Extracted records
....

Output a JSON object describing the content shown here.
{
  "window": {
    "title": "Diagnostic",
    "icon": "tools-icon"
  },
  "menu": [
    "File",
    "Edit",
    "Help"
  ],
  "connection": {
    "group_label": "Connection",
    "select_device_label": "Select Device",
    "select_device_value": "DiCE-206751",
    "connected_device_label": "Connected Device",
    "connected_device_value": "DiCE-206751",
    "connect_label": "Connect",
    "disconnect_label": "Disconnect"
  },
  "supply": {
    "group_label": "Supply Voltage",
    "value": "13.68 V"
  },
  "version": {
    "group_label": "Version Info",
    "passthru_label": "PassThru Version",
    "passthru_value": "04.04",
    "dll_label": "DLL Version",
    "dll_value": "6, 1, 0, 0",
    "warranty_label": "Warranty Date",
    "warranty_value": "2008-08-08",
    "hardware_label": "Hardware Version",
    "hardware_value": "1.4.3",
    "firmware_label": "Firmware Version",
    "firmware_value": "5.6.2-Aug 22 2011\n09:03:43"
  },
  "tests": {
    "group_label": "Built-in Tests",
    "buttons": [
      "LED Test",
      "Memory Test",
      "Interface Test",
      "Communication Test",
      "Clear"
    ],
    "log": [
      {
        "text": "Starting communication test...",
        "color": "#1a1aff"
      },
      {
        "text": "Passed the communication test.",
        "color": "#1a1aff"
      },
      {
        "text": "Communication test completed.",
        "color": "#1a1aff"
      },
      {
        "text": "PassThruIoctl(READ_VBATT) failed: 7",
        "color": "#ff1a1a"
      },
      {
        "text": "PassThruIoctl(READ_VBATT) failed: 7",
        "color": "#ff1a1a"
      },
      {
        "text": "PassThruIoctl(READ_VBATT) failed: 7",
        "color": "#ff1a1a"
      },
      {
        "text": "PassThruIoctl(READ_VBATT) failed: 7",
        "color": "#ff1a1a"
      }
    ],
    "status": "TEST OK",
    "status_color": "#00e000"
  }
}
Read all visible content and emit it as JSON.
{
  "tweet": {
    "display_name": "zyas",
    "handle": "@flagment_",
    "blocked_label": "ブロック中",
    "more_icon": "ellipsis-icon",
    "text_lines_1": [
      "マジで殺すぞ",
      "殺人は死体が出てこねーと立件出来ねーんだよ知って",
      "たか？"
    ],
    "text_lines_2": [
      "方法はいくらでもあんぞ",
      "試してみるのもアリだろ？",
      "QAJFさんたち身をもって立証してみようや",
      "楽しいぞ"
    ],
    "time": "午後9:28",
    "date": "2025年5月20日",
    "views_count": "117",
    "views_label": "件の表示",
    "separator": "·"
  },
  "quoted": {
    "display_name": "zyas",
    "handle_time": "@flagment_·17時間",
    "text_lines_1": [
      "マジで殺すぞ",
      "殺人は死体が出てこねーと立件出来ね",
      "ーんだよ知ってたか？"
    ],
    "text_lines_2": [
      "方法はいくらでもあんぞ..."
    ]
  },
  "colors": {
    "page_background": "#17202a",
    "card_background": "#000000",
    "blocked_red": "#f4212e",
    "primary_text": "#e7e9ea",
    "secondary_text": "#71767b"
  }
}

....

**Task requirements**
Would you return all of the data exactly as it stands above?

**Worked solution**
Output a JSON object describing the content shown here.
{
  "window": {
    "title": "Diagnostic",
    "icon": "tools-icon"
  },
  "menu": [
    "File",
    "Edit",
    "Help"
  ],
  "connection": {
    "group_label": "Connection",
    "select_device_label": "Select Device",
    "select_device_value": "DiCE-206751",
    "connected_device_label": "Connected Device",
    "connected_device_value": "DiCE-206751",
    "connect_label": "Connect",
    "disconnect_label": "Disconnect"
  },
  "supply": {
    "group_label": "Supply Voltage",
    "value": "13.68 V"
  },
  "version": {
    "group_label": "Version Info",
    "passthru_label": "PassThru Version",
    "passthru_value": "04.04",
    "dll_label": "DLL Version",
    "dll_value": "6, 1, 0, 0",
    "warranty_label": "Warranty Date",
    "warranty_value": "2008-08-08",
    "hardware_label": "Hardware Version",
    "hardware_value": "1.4.3",
    "firmware_label": "Firmware Version",
    "firmware_value": "5.6.2-Aug 22 2011\n09:03:43"
  },
  "tests": {
    "group_label": "Built-in Tests",
    "buttons": [
      "LED Test",
      "Memory Test",
      "Interface Test",
      "Communication Test",
      "Clear"
    ],
    "log": [
      {
        "text": "Starting communication test...",
        "color": "#1a1aff"
      },
      {
        "text": "Passed the communication test.",
        "color": "#1a1aff"
      },
      {
        "text": "Communication test completed.",
        "color": "#1a1aff"
      },
      {
        "text": "PassThruIoctl(READ_VBATT) failed: 7",
        "color": "#ff1a1a"
      },
      {
        "text": "PassThruIoctl(READ_VBATT) failed: 7",
        "color": "#ff1a1a"
      },
      {
        "text": "PassThruIoctl(READ_VBATT) failed: 7",
        "color": "#ff1a1a"
      },
      {
        "text": "PassThruIoctl(READ_VBATT) failed: 7",
        "color": "#ff1a1a"
      }
    ],
    "status": "TEST OK",
    "status_color": "#00e000"
  }
}
Read all visible content and emit it as JSON.
{
  "tweet": {
    "display_name": "zyas",
    "handle": "@flagment_",
    "blocked_label": "ブロック中",
    "more_icon": "ellipsis-icon",
    "text_lines_1": [
      "マジで殺すぞ",
      "殺人は死体が出てこねーと立件出来ねーんだよ知って",
      "たか？"
    ],
    "text_lines_2": [
      "方法はいくらでもあんぞ",
      "試してみるのもアリだろ？",
      "QAJFさんたち身をもって立証してみようや",
      "楽しいぞ"
    ],
    "time": "午後9:28",
    "date": "2025年5月20日",
    "views_count": "117",
    "views_label": "件の表示",
    "separator": "·"
  },
  "quoted": {
    "display_name": "zyas",
    "handle_time": "@flagment_·17時間",
    "text_lines_1": [
      "マジで殺すぞ",
      "殺人は死体が出てこねーと立件出来ね",
      "ーんだよ知ってたか？"
    ],
    "text_lines_2": [
      "方法はいくらでもあんぞ..."
    ]
  },
  "colors": {
    "page_background": "#17202a",
    "card_background": "#000000",
    "blocked_red": "#f4212e",
    "primary_text": "#e7e9ea",
    "secondary_text": "#71767b"
  }
}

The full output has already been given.